**Data for the task**.
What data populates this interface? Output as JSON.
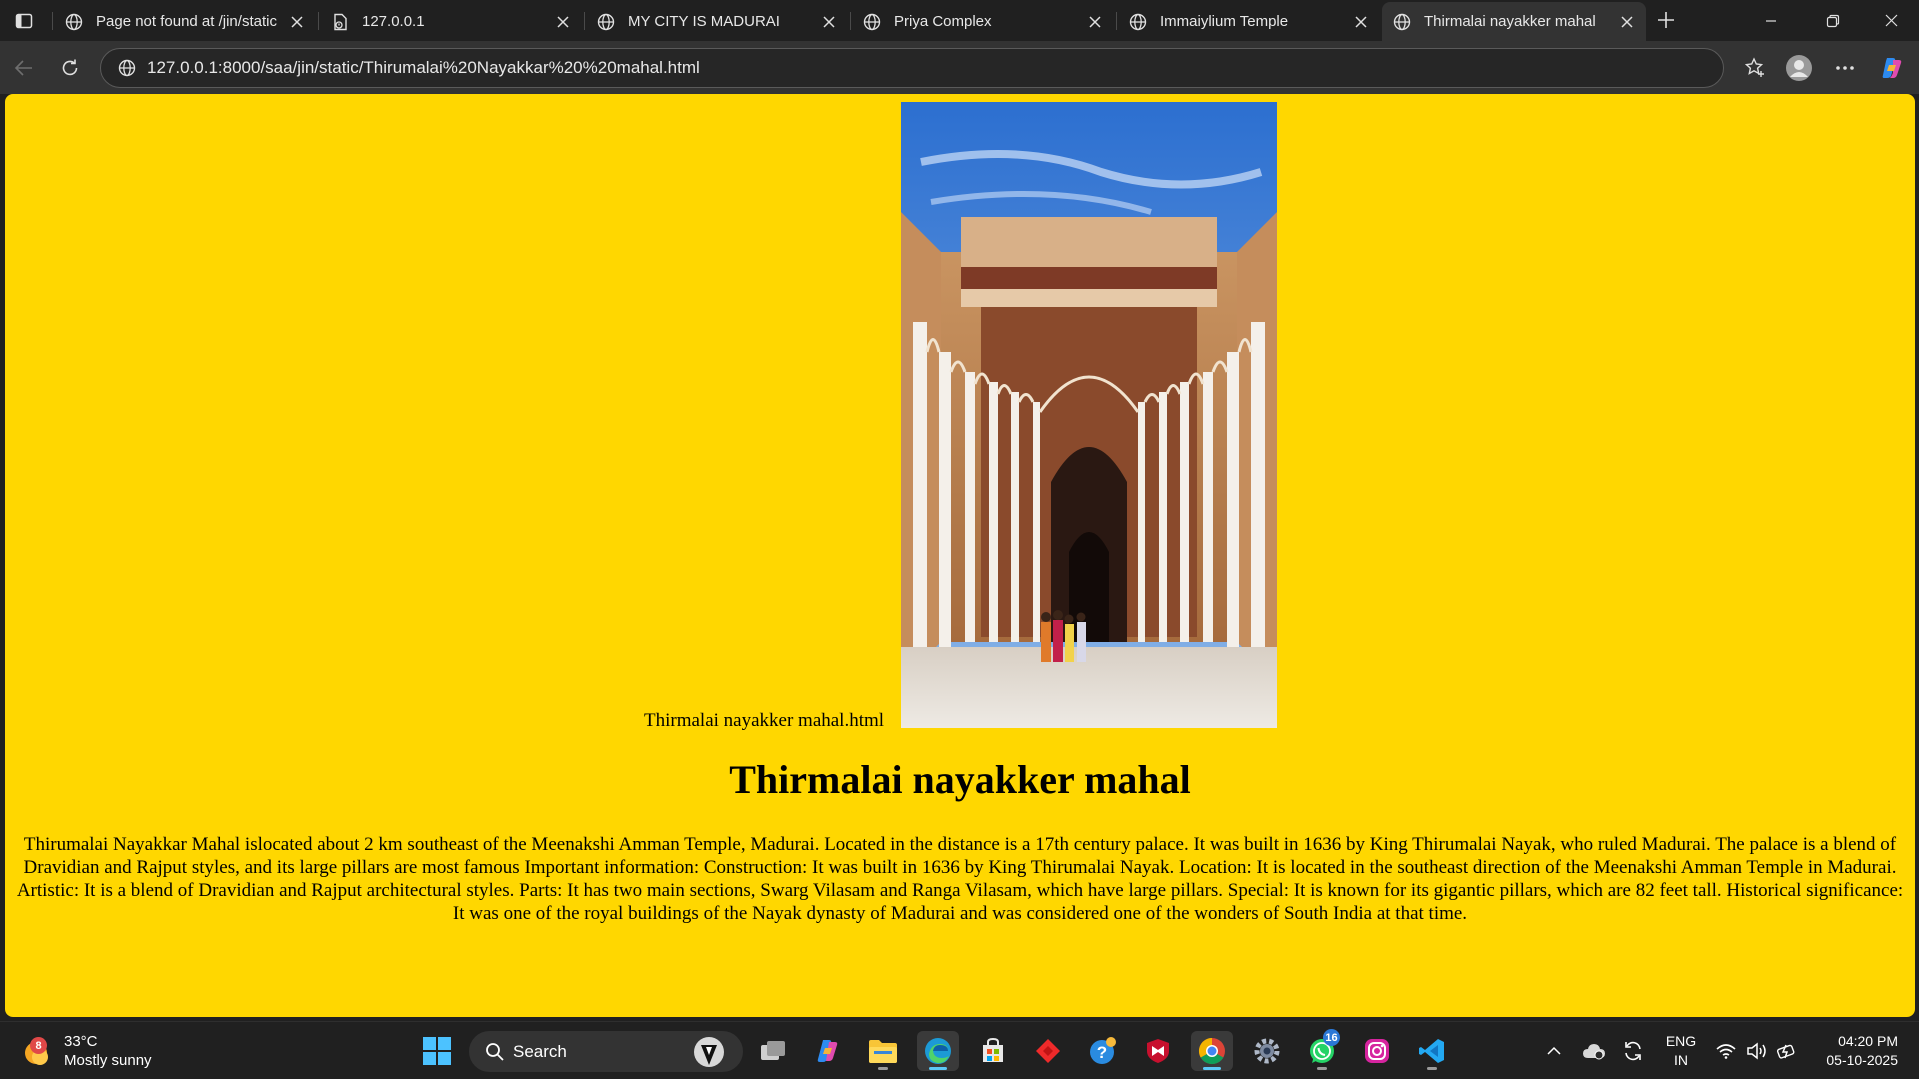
{
  "browser": {
    "tabs": [
      {
        "title": "Page not found at /jin/static",
        "favicon": "globe-icon"
      },
      {
        "title": "127.0.0.1",
        "favicon": "document-icon"
      },
      {
        "title": "MY CITY IS MADURAI",
        "favicon": "globe-icon"
      },
      {
        "title": "Priya Complex",
        "favicon": "globe-icon"
      },
      {
        "title": "Immaiylium Temple",
        "favicon": "globe-icon"
      },
      {
        "title": "Thirmalai nayakker mahal",
        "favicon": "globe-icon",
        "active": true
      }
    ],
    "address_url": "127.0.0.1:8000/saa/jin/static/Thirumalai%20Nayakkar%20%20mahal.html"
  },
  "page": {
    "image_alt": "Thirmalai nayakker mahal.html",
    "heading": "Thirmalai nayakker mahal",
    "paragraph": "Thirumalai Nayakkar Mahal islocated about 2 km southeast of the Meenakshi Amman Temple, Madurai. Located in the distance is a 17th century palace. It was built in 1636 by King Thirumalai Nayak, who ruled Madurai. The palace is a blend of Dravidian and Rajput styles, and its large pillars are most famous Important information: Construction: It was built in 1636 by King Thirumalai Nayak. Location: It is located in the southeast direction of the Meenakshi Amman Temple in Madurai. Artistic: It is a blend of Dravidian and Rajput architectural styles. Parts: It has two main sections, Swarg Vilasam and Ranga Vilasam, which have large pillars. Special: It is known for its gigantic pillars, which are 82 feet tall. Historical significance: It was one of the royal buildings of the Nayak dynasty of Madurai and was considered one of the wonders of South India at that time.",
    "background_color": "#ffd700"
  },
  "taskbar": {
    "weather_temp": "33°C",
    "weather_desc": "Mostly sunny",
    "weather_badge": "8",
    "search_label": "Search",
    "whatsapp_badge": "16",
    "lang_line1": "ENG",
    "lang_line2": "IN",
    "time": "04:20 PM",
    "date": "05-10-2025"
  }
}
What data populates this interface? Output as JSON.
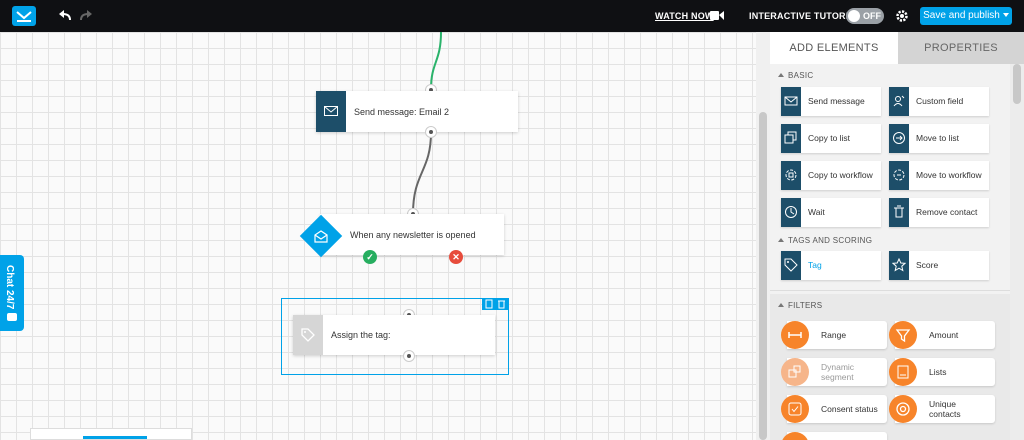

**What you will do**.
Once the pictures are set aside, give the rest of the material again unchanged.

**The completed task**.
What data populates this interface? Output as JSON.
{
  "browser": {
    "tabs": [
      {
        "title": "Page not found at /jin/static",
        "favicon": "globe-icon"
      },
      {
        "title": "127.0.0.1",
        "favicon": "document-icon"
      },
      {
        "title": "MY CITY IS MADURAI",
        "favicon": "globe-icon"
      },
      {
        "title": "Priya Complex",
        "favicon": "globe-icon"
      },
      {
        "title": "Immaiylium Temple",
        "favicon": "globe-icon"
      },
      {
        "title": "Thirmalai nayakker mahal",
        "favicon": "globe-icon",
        "active": true
      }
    ],
    "address_url": "127.0.0.1:8000/saa/jin/static/Thirumalai%20Nayakkar%20%20mahal.html"
  },
  "page": {
    "image_alt": "Thirmalai nayakker mahal.html",
    "heading": "Thirmalai nayakker mahal",
    "paragraph": "Thirumalai Nayakkar Mahal islocated about 2 km southeast of the Meenakshi Amman Temple, Madurai. Located in the distance is a 17th century palace. It was built in 1636 by King Thirumalai Nayak, who ruled Madurai. The palace is a blend of Dravidian and Rajput styles, and its large pillars are most famous Important information: Construction: It was built in 1636 by King Thirumalai Nayak. Location: It is located in the southeast direction of the Meenakshi Amman Temple in Madurai. Artistic: It is a blend of Dravidian and Rajput architectural styles. Parts: It has two main sections, Swarg Vilasam and Ranga Vilasam, which have large pillars. Special: It is known for its gigantic pillars, which are 82 feet tall. Historical significance: It was one of the royal buildings of the Nayak dynasty of Madurai and was considered one of the wonders of South India at that time.",
    "background_color": "#ffd700"
  },
  "taskbar": {
    "weather_temp": "33°C",
    "weather_desc": "Mostly sunny",
    "weather_badge": "8",
    "search_label": "Search",
    "whatsapp_badge": "16",
    "lang_line1": "ENG",
    "lang_line2": "IN",
    "time": "04:20 PM",
    "date": "05-10-2025"
  }
}
What data populates this interface? Output as JSON.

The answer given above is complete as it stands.